» **ASSIGNMENT**: Gather up every line from the entries below that uses the word "STOP".

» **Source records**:
::::::
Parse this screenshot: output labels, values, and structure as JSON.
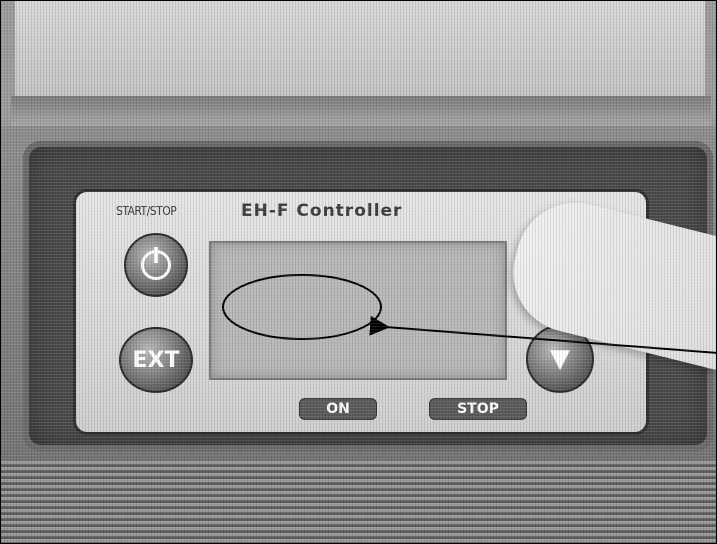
{
  "controller": {
    "start_stop_label": "START/STOP",
    "title": "EH-F Controller",
    "exit_label": "EXT",
    "down_symbol": "▼",
    "power_icon": "power-icon"
  },
  "status_labels": {
    "on": "ON",
    "stop": "STOP"
  },
  "annotation": {
    "ellipse_color": "#000000",
    "arrow_color": "#000000"
  }
}
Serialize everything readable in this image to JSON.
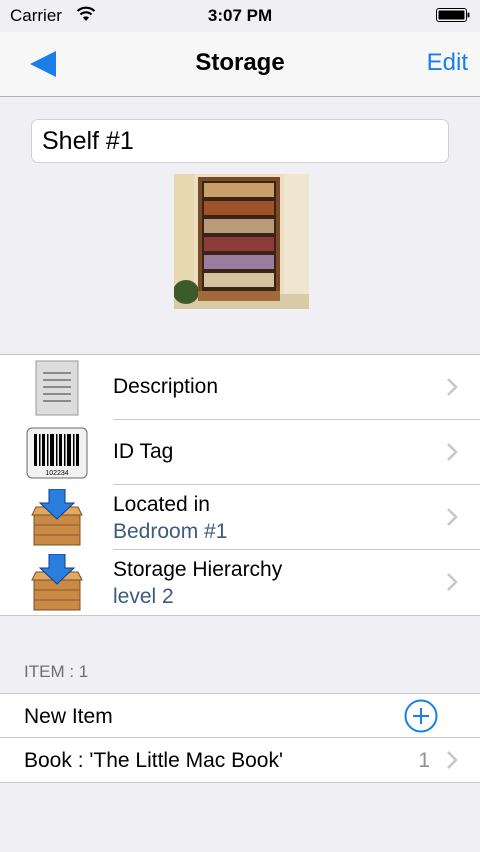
{
  "status_bar": {
    "carrier": "Carrier",
    "time": "3:07 PM",
    "wifi_icon": "wifi-icon",
    "battery_icon": "battery-icon"
  },
  "nav": {
    "title": "Storage",
    "edit_label": "Edit",
    "back_icon": "back-arrow-icon"
  },
  "storage": {
    "name": "Shelf #1",
    "photo": "bookshelf-photo"
  },
  "detail_rows": [
    {
      "icon": "document-icon",
      "label": "Description"
    },
    {
      "icon": "barcode-icon",
      "label": "ID Tag",
      "barcode_text": "102234"
    },
    {
      "icon": "storage-box-icon",
      "label": "Located in",
      "value": "Bedroom #1"
    },
    {
      "icon": "storage-box-icon",
      "label": "Storage Hierarchy",
      "value": "level 2"
    }
  ],
  "items_section": {
    "header": "ITEM : 1",
    "new_item_label": "New Item",
    "add_icon": "add-circle-icon",
    "items": [
      {
        "label": "Book : 'The Little Mac Book'",
        "count": "1"
      }
    ]
  },
  "colors": {
    "accent": "#1a7ee8",
    "subtitle": "#3d5a80",
    "background": "#efeff4"
  }
}
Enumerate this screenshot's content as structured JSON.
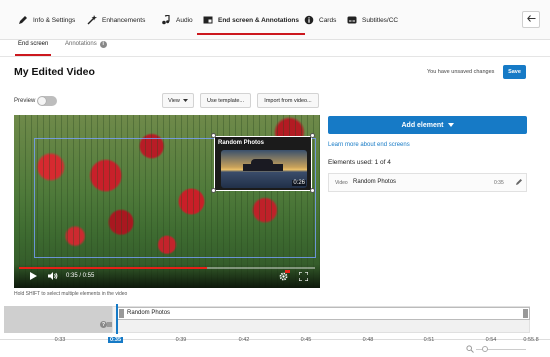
{
  "tabs": [
    {
      "label": "Info & Settings",
      "icon": "pencil-icon"
    },
    {
      "label": "Enhancements",
      "icon": "magic-wand-icon"
    },
    {
      "label": "Audio",
      "icon": "music-note-icon"
    },
    {
      "label": "End screen & Annotations",
      "icon": "end-screen-icon"
    },
    {
      "label": "Cards",
      "icon": "info-circle-icon"
    },
    {
      "label": "Subtitles/CC",
      "icon": "subtitles-icon"
    }
  ],
  "subtabs": {
    "end_screen": "End screen",
    "annotations": "Annotations"
  },
  "page_title": "My Edited Video",
  "unsaved_text": "You have unsaved changes",
  "save_label": "Save",
  "preview_label": "Preview",
  "toolbar": {
    "view": "View",
    "use_template": "Use template...",
    "import_video": "Import from video..."
  },
  "player": {
    "current_time": "0:35 / 0:55",
    "progress_fraction": 0.636
  },
  "end_card": {
    "title": "Random Photos",
    "duration": "0:26"
  },
  "hint": "Hold SHIFT to select multiple elements in the video",
  "right_panel": {
    "add_element": "Add element",
    "learn_more": "Learn more about end screens",
    "elements_used": "Elements used: 1 of 4",
    "element": {
      "type": "Video",
      "name": "Random Photos",
      "time": "0:35"
    }
  },
  "timeline": {
    "track_label": "Random Photos",
    "current_time": "0:35",
    "ticks": [
      "0:33",
      "0:39",
      "0:42",
      "0:45",
      "0:48",
      "0:51",
      "0:54",
      "0:55.8"
    ]
  },
  "colors": {
    "accent": "#167ac6",
    "tab_underline": "#cc181e"
  }
}
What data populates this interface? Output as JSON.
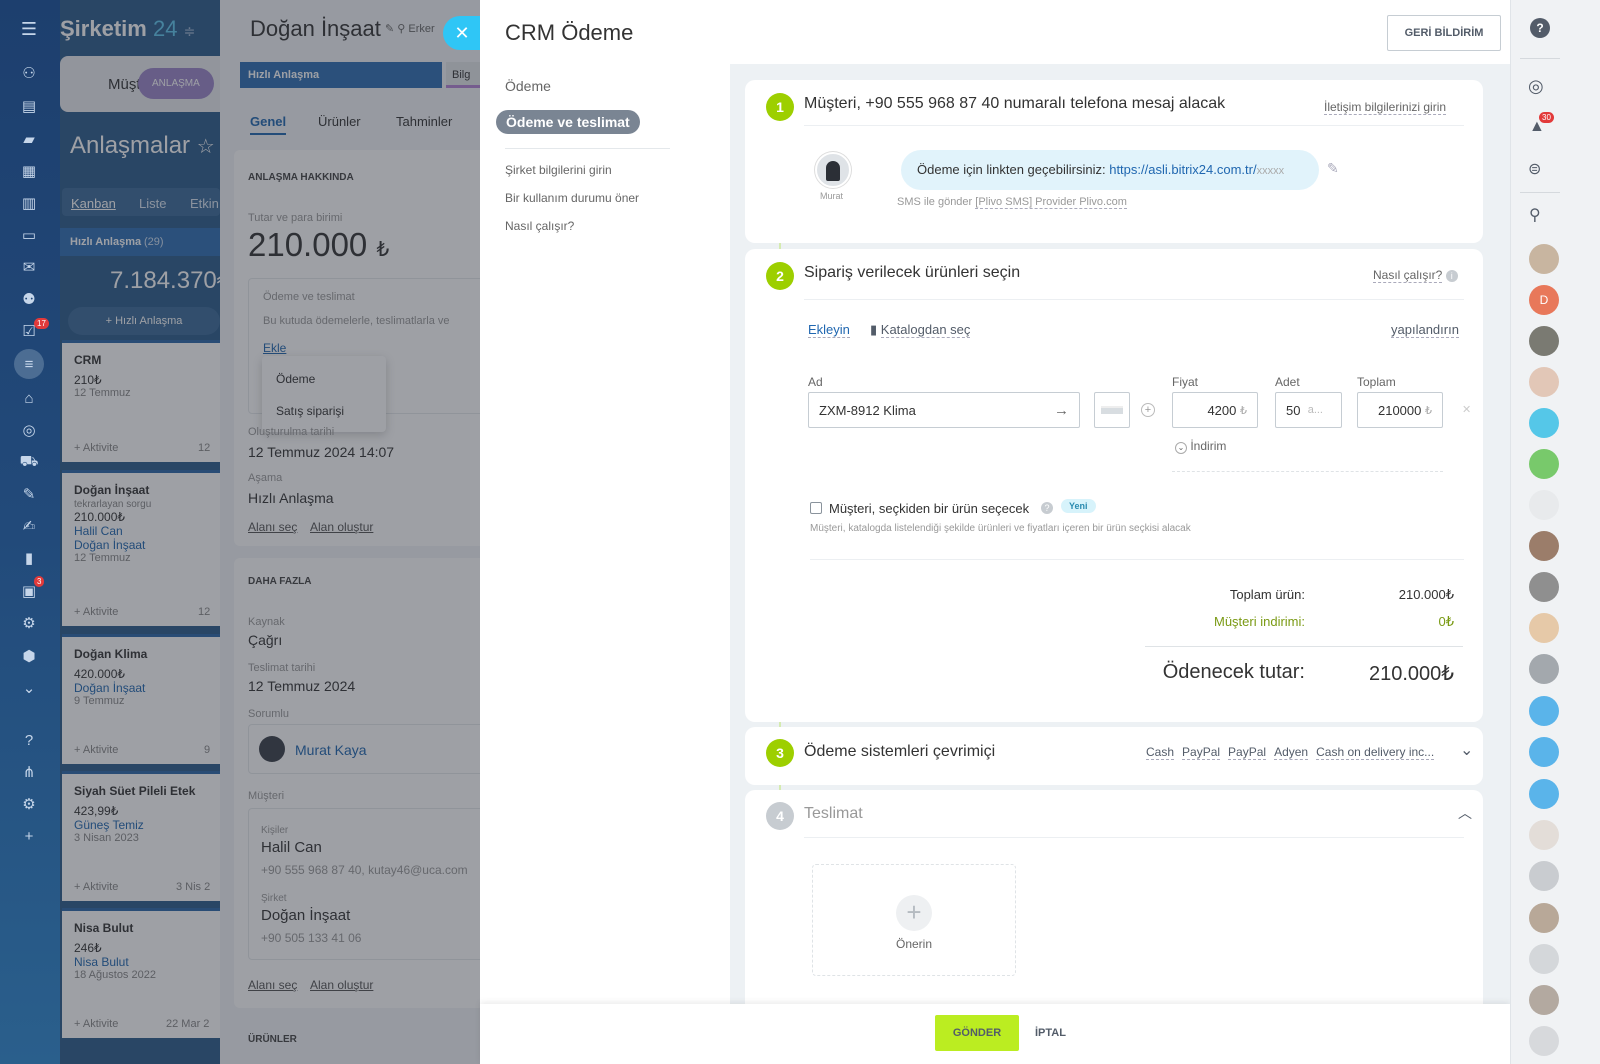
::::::
» **ANSWER BOX**:
    "start_stop_label": "START/STOP",
    "stop": "STOP"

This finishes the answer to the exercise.